Organisms at the base of the food chain that photosynthesize – for example, plants and algae – use the carbon in Earth’s atmosphere.
They have the same ratio of carbon-14 to carbon-12 as the atmosphere, and this same ratio is then carried up the food chain all the way to apex predators, like sharks.
But when gas exchange is stopped, be it in a particular part of the body like in deposits in bones and teeth, or when the entire organism dies, the ratio of carbon-14 to carbon-12 begins to decrease.

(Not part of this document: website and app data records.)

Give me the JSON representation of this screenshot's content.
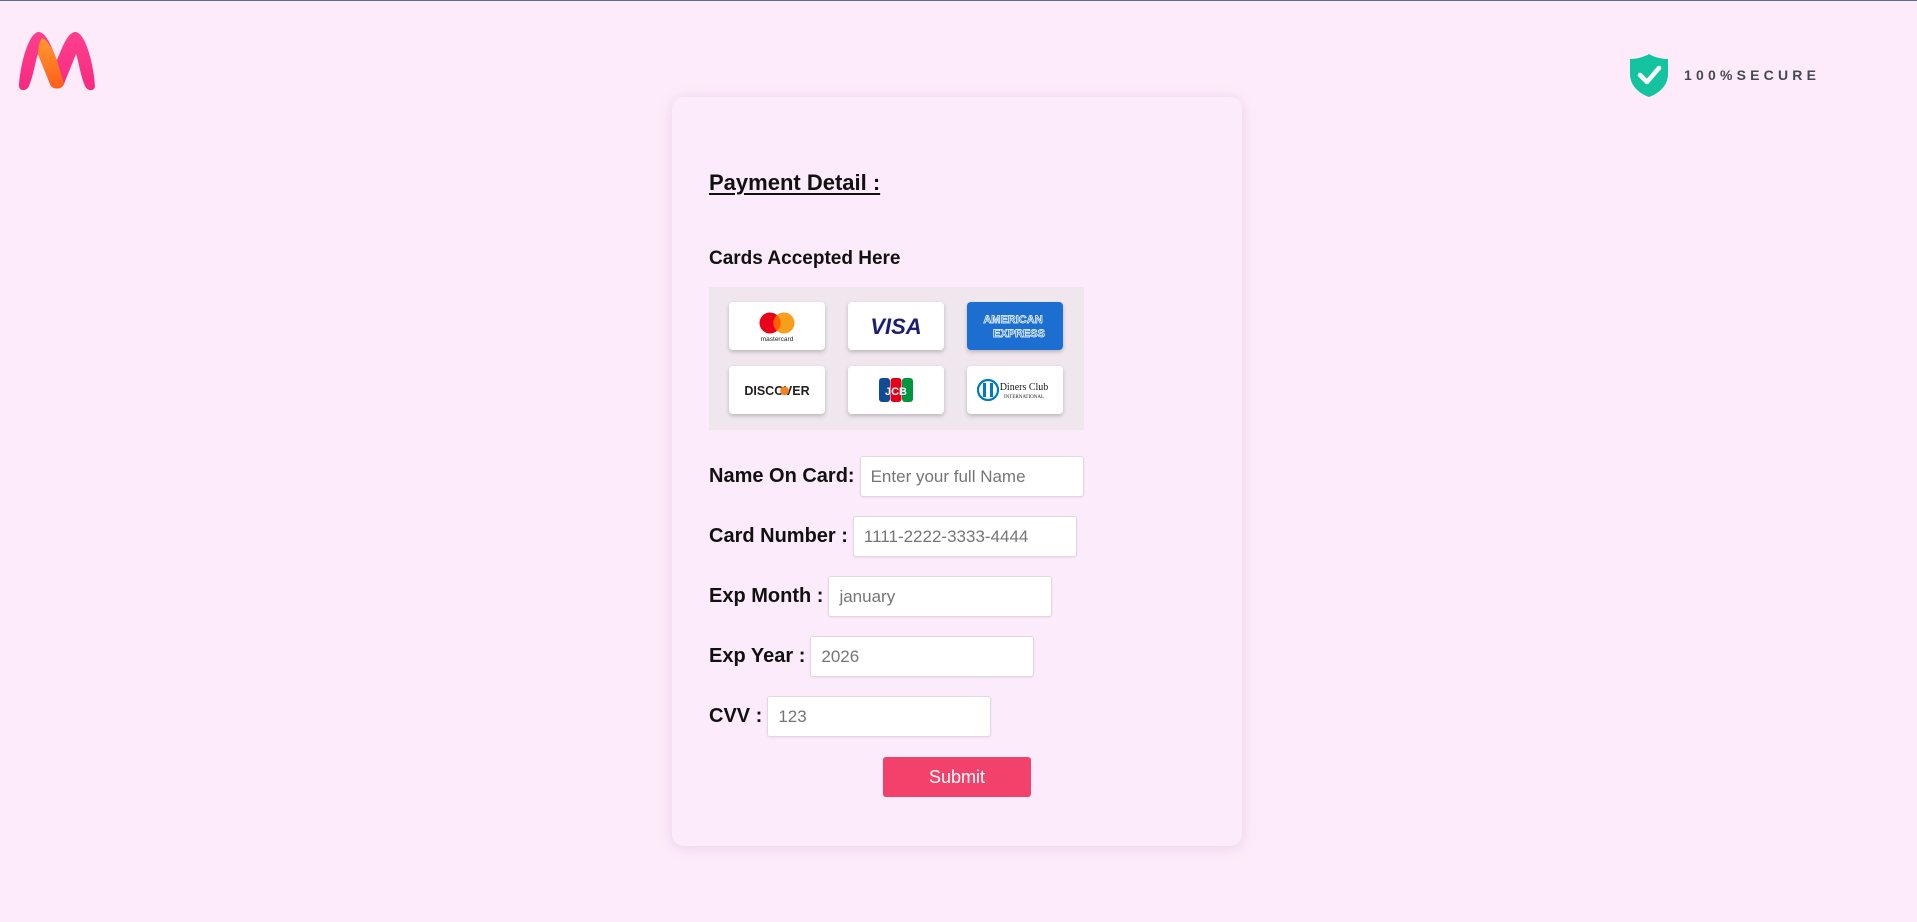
{
  "header": {
    "logo": "myntra-logo",
    "secure_text": "100%SECURE",
    "secure_icon": "shield-check-icon"
  },
  "form": {
    "title": "Payment Detail :",
    "cards_heading": "Cards Accepted Here",
    "card_brands": [
      {
        "name": "mastercard",
        "label": "mastercard"
      },
      {
        "name": "visa",
        "label": "VISA"
      },
      {
        "name": "american-express",
        "label_line1": "AMERICAN",
        "label_line2": "EXPRESS"
      },
      {
        "name": "discover",
        "label": "DISCOVER"
      },
      {
        "name": "jcb",
        "label": "JCB"
      },
      {
        "name": "diners-club",
        "label_line1": "Diners Club",
        "label_line2": "INTERNATIONAL"
      }
    ],
    "fields": {
      "name": {
        "label": "Name On Card:",
        "placeholder": "Enter your full Name",
        "value": ""
      },
      "number": {
        "label": "Card Number :",
        "placeholder": "1111-2222-3333-4444",
        "value": ""
      },
      "month": {
        "label": "Exp Month :",
        "placeholder": "january",
        "value": ""
      },
      "year": {
        "label": "Exp Year :",
        "placeholder": "2026",
        "value": ""
      },
      "cvv": {
        "label": "CVV :",
        "placeholder": "123",
        "value": ""
      }
    },
    "submit_label": "Submit"
  },
  "colors": {
    "page_bg": "#fdebfa",
    "submit": "#f2426b",
    "shield": "#14c3a0",
    "amex": "#1c6fd0"
  }
}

Radiometric dating isn't the only method of determining the age of rocks.Among the significant events that caused a temporary but significant spike in the atmospheric carbon-14 to carbon-12 ratio were above-ground nuclear test detonations in the two decades following World War II.is a term for radiocarbon dating based on timestamps left by above-ground nuclear explosions, and it is especially useful for putting an absolute age on organisms that lived through those events.Some of the isotopes used for this purpose are uranium-238, uranium-235 and potassium-40, each of which has a half-life of more than a million years.Unfortunately, these elements don't exist in dinosaur fossils themselves.Other techniques include analyzing amino acids and measuring changes in an object's magnetic field.Scientists have also made improvements to the standard radiometric measurements.In addition, the oldest known moon rocks are 4.5 billion years old.Since the moon and the Earth probably formed at the same time, this supports the current idea of the Earth's age.The most widely known form of radiometric dating is carbon-14 dating.This is what archaeologists use to determine the age of human-made artifacts. The half-life of carbon-14 is only 5,730 years, so carbon-14 dating is only effective on samples that are less than 50,000 years old.